  • Bathe correctly. Bathing can be helpful if you do it the right way and harmful if you don't. Avoid extremely hot or cold water showers or baths. Try to bathe daily, and soak in the water until your fingertips start to wrinkle. Blot your skin dry with a towel (rather than rubbing), and apply a moisturizing cream from head to toe, focusing on problem areas, within three minutes of getting out of the bath or shower, while your skin is still moist. If your skin is allowed to air-dry before the moisturizer is applied, your eczema could get worse.
  • Try an antihistamine. Your itching may be at least partially controlled with the use of low-sedating antihistamines during the day, such as Zyrtec (cetirizine), Allegra (fexofenadine), or Claritin (loratadine), or with sedating antihistamines such as Benadryl (diphenhydramine) or Atarax (hydroxyzine) at night. Since histamines aren't the cause of the itching, antihistamines may or may not help in your specific case.

Treatment of Atopic Dermatitis

Once your eczema has worsened as a result of uncontrolled itching and scratching, medications are needed to control the problem. Topical medications are used for all but the worst eczema flares and include topical steroids and a new class of medications called topical calcineurin inhibitors, such as Elidel and Protopic.

Treatment options include:

  • Topical steroids. These medications are the first line therapy for atopic dermatitis and are available in lotions, creams, ointments, and solutions (for the scalp), and most are by prescription only. Low concentration forms are available over-the-counter.

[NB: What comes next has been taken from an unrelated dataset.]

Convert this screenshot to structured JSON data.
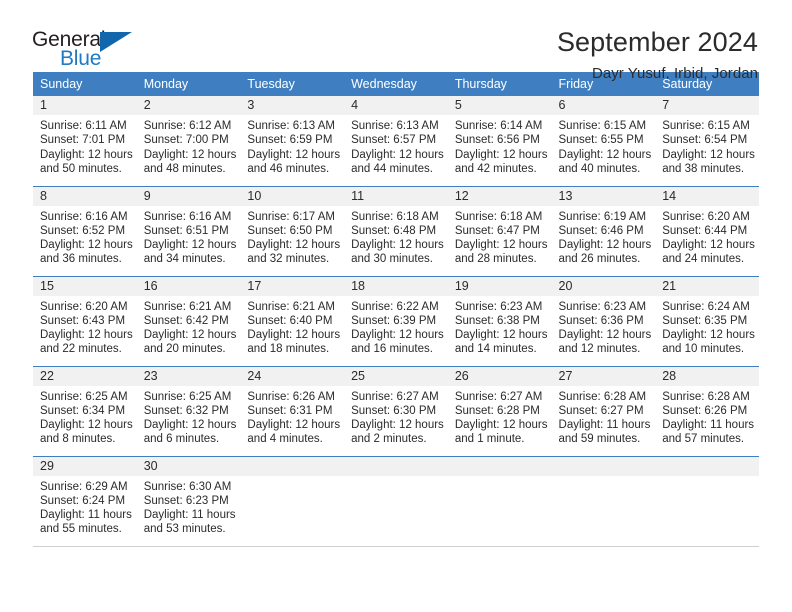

In general, medications in ointment forms are stronger than cream forms, which are stronger than lotion forms. Topical steroids should be used in the lowest strength possible, for the shortest time possible, as side effects such as thinning of your skin, pigment changes in your skin, and absorption into your body are possible.
  • Topical calcineurin inhibitors. These relatively new medications, Elidel® and Protopic®, are approved for short-term use in children older than 2 years of age for atopic dermatitis. They do not cause thinning of or pigment changes in the skin and can be used safely on your face. These medicines can help reduce the number of topical steroids needed when used for mild symptoms.
  • Diluted bleach baths. If your atopic dermatitis is severe, your doctor might recommend that you take a bath in diluted bleach twice a week to help control your symptoms, particularly if you keep getting skin infections.
  • Oral steroids. Rarely, short courses of oral steroids are required to achieve control of a severe flare of atopic dermatitis. Extreme caution should be used, as while eczema typically gets better on the oral steroids, a “rebound effect” can occur with worsening of your symptoms soon after the steroids are stopped. If oral steroids are required, the dose should be tapered slowly to minimize this risk.
  • Oral and topical antibiotics. In some cases, worsening atopic dermatitis can be a result of a skin infection or colonization with a common bacterium, Staphylococcus aureus, and a course of antibiotics against this type of bacteria is required. It's usually safe to continue the use of topical steroids even if the eczema is infected. Topical antibiotics are typically enough for localized infections of eczema while oral antibiotics may be needed for infections involving larger areas of skin.

Source:

Schneider L,  Tilles S,  Lio P, et al. Atopic Dermatitis: A Practice Parameter Update 2012The Journal of Allergy and Clinical Immunology. February 2013;;131(2):295-299.e1-27. doi:10.1016/j.jaci.2012.12.672.